---------- Records for this task ----------
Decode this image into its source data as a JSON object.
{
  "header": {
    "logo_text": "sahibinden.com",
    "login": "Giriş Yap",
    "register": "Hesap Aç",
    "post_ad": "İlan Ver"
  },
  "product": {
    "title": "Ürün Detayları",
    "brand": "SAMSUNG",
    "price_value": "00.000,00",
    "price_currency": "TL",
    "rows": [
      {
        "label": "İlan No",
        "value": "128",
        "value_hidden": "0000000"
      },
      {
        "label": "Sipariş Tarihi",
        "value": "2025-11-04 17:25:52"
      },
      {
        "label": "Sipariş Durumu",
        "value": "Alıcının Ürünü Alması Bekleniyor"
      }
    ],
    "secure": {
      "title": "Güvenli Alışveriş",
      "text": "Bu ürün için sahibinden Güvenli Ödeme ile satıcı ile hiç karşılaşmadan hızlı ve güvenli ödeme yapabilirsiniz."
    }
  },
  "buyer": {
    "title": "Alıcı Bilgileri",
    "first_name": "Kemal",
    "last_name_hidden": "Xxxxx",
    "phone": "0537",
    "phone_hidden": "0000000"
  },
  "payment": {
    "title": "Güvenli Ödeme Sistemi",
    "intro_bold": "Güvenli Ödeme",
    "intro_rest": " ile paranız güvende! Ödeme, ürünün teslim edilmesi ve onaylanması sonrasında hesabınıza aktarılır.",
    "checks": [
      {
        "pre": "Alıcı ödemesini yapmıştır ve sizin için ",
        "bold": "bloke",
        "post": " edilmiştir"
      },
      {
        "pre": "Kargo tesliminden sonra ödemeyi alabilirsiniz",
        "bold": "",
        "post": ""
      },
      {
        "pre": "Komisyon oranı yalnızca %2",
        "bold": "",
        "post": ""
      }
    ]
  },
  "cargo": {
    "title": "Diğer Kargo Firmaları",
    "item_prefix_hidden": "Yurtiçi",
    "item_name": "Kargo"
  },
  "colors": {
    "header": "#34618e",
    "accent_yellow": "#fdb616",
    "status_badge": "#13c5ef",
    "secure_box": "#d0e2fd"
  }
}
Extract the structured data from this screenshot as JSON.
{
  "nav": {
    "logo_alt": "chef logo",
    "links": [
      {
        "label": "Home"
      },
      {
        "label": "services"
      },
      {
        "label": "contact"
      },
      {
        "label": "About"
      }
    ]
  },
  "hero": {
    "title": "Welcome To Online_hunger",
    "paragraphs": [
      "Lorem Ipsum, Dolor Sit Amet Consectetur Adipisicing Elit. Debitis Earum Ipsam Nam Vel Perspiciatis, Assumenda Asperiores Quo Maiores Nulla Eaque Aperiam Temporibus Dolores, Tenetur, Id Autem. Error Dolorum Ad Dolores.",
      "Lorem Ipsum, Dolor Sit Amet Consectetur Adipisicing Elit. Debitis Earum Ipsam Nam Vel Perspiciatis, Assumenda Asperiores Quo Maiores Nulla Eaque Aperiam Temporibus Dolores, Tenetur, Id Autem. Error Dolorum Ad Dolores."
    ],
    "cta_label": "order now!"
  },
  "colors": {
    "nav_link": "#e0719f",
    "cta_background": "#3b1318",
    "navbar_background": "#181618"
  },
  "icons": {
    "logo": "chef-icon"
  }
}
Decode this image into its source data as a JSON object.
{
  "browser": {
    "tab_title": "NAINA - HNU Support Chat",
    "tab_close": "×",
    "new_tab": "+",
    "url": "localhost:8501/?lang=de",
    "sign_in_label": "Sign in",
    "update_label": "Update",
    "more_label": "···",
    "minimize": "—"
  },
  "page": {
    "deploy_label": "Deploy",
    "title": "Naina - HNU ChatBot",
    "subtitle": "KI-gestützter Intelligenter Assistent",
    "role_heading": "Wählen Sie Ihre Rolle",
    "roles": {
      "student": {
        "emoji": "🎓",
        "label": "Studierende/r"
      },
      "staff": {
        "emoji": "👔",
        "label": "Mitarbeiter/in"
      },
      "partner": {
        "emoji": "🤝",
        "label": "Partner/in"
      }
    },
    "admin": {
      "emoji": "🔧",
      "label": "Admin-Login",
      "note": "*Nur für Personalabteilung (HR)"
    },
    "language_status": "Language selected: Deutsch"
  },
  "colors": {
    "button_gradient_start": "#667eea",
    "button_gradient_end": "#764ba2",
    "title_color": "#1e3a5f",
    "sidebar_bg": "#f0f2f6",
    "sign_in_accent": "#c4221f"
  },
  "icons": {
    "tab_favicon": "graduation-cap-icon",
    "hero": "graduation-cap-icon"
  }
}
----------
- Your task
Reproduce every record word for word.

- Response below
Decode this image into its source data as a JSON object.
{
  "header": {
    "logo_text": "sahibinden.com",
    "login": "Giriş Yap",
    "register": "Hesap Aç",
    "post_ad": "İlan Ver"
  },
  "product": {
    "title": "Ürün Detayları",
    "brand": "SAMSUNG",
    "price_value": "00.000,00",
    "price_currency": "TL",
    "rows": [
      {
        "label": "İlan No",
        "value": "128",
        "value_hidden": "0000000"
      },
      {
        "label": "Sipariş Tarihi",
        "value": "2025-11-04 17:25:52"
      },
      {
        "label": "Sipariş Durumu",
        "value": "Alıcının Ürünü Alması Bekleniyor"
      }
    ],
    "secure": {
      "title": "Güvenli Alışveriş",
      "text": "Bu ürün için sahibinden Güvenli Ödeme ile satıcı ile hiç karşılaşmadan hızlı ve güvenli ödeme yapabilirsiniz."
    }
  },
  "buyer": {
    "title": "Alıcı Bilgileri",
    "first_name": "Kemal",
    "last_name_hidden": "Xxxxx",
    "phone": "0537",
    "phone_hidden": "0000000"
  },
  "payment": {
    "title": "Güvenli Ödeme Sistemi",
    "intro_bold": "Güvenli Ödeme",
    "intro_rest": " ile paranız güvende! Ödeme, ürünün teslim edilmesi ve onaylanması sonrasında hesabınıza aktarılır.",
    "checks": [
      {
        "pre": "Alıcı ödemesini yapmıştır ve sizin için ",
        "bold": "bloke",
        "post": " edilmiştir"
      },
      {
        "pre": "Kargo tesliminden sonra ödemeyi alabilirsiniz",
        "bold": "",
        "post": ""
      },
      {
        "pre": "Komisyon oranı yalnızca %2",
        "bold": "",
        "post": ""
      }
    ]
  },
  "cargo": {
    "title": "Diğer Kargo Firmaları",
    "item_prefix_hidden": "Yurtiçi",
    "item_name": "Kargo"
  },
  "colors": {
    "header": "#34618e",
    "accent_yellow": "#fdb616",
    "status_badge": "#13c5ef",
    "secure_box": "#d0e2fd"
  }
}
Extract the structured data from this screenshot as JSON.
{
  "nav": {
    "logo_alt": "chef logo",
    "links": [
      {
        "label": "Home"
      },
      {
        "label": "services"
      },
      {
        "label": "contact"
      },
      {
        "label": "About"
      }
    ]
  },
  "hero": {
    "title": "Welcome To Online_hunger",
    "paragraphs": [
      "Lorem Ipsum, Dolor Sit Amet Consectetur Adipisicing Elit. Debitis Earum Ipsam Nam Vel Perspiciatis, Assumenda Asperiores Quo Maiores Nulla Eaque Aperiam Temporibus Dolores, Tenetur, Id Autem. Error Dolorum Ad Dolores.",
      "Lorem Ipsum, Dolor Sit Amet Consectetur Adipisicing Elit. Debitis Earum Ipsam Nam Vel Perspiciatis, Assumenda Asperiores Quo Maiores Nulla Eaque Aperiam Temporibus Dolores, Tenetur, Id Autem. Error Dolorum Ad Dolores."
    ],
    "cta_label": "order now!"
  },
  "colors": {
    "nav_link": "#e0719f",
    "cta_background": "#3b1318",
    "navbar_background": "#181618"
  },
  "icons": {
    "logo": "chef-icon"
  }
}
Decode this image into its source data as a JSON object.
{
  "browser": {
    "tab_title": "NAINA - HNU Support Chat",
    "tab_close": "×",
    "new_tab": "+",
    "url": "localhost:8501/?lang=de",
    "sign_in_label": "Sign in",
    "update_label": "Update",
    "more_label": "···",
    "minimize": "—"
  },
  "page": {
    "deploy_label": "Deploy",
    "title": "Naina - HNU ChatBot",
    "subtitle": "KI-gestützter Intelligenter Assistent",
    "role_heading": "Wählen Sie Ihre Rolle",
    "roles": {
      "student": {
        "emoji": "🎓",
        "label": "Studierende/r"
      },
      "staff": {
        "emoji": "👔",
        "label": "Mitarbeiter/in"
      },
      "partner": {
        "emoji": "🤝",
        "label": "Partner/in"
      }
    },
    "admin": {
      "emoji": "🔧",
      "label": "Admin-Login",
      "note": "*Nur für Personalabteilung (HR)"
    },
    "language_status": "Language selected: Deutsch"
  },
  "colors": {
    "button_gradient_start": "#667eea",
    "button_gradient_end": "#764ba2",
    "title_color": "#1e3a5f",
    "sidebar_bg": "#f0f2f6",
    "sign_in_accent": "#c4221f"
  },
  "icons": {
    "tab_favicon": "graduation-cap-icon",
    "hero": "graduation-cap-icon"
  }
}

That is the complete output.